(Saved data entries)

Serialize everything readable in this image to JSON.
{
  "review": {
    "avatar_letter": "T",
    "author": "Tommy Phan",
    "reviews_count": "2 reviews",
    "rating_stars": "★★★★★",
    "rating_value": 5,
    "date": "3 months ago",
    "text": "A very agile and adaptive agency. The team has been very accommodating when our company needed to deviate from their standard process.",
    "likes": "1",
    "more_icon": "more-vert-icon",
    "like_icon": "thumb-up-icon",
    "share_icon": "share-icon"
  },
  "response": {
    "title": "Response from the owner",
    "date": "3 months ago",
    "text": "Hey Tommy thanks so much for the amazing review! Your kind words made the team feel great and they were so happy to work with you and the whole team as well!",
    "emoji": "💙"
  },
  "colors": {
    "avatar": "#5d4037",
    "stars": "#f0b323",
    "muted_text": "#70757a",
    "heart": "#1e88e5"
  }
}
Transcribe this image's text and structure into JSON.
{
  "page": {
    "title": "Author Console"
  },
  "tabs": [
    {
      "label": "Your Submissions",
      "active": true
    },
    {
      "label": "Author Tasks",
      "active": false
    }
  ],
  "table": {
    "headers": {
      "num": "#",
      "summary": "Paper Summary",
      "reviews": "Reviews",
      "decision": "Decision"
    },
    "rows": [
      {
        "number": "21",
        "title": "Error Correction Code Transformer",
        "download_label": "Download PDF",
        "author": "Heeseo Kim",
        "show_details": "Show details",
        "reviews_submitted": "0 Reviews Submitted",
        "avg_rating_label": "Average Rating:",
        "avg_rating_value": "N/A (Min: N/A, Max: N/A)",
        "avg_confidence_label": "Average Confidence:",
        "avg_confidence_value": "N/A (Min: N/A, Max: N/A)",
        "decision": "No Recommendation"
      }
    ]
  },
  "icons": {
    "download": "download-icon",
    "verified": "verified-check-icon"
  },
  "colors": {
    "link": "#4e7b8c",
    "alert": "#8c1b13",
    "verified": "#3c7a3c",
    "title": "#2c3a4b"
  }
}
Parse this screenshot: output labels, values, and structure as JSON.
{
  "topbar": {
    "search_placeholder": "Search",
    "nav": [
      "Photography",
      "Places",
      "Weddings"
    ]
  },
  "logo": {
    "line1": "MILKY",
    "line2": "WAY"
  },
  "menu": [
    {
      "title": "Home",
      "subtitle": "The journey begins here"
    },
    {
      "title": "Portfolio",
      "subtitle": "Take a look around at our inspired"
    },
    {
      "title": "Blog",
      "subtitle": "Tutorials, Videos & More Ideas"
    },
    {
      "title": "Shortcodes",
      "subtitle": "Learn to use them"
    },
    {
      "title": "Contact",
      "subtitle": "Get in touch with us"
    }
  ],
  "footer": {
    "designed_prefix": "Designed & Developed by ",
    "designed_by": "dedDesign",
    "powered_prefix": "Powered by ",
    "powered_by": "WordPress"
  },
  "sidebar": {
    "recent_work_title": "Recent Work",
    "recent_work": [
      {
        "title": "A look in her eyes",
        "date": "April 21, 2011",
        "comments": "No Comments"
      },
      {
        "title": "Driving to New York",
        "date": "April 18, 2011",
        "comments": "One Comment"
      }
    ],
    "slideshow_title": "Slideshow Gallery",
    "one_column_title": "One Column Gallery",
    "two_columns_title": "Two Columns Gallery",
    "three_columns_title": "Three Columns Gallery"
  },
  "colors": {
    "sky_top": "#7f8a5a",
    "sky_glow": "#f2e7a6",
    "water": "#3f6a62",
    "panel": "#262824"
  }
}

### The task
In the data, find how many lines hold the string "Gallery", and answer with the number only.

### Exercise output
4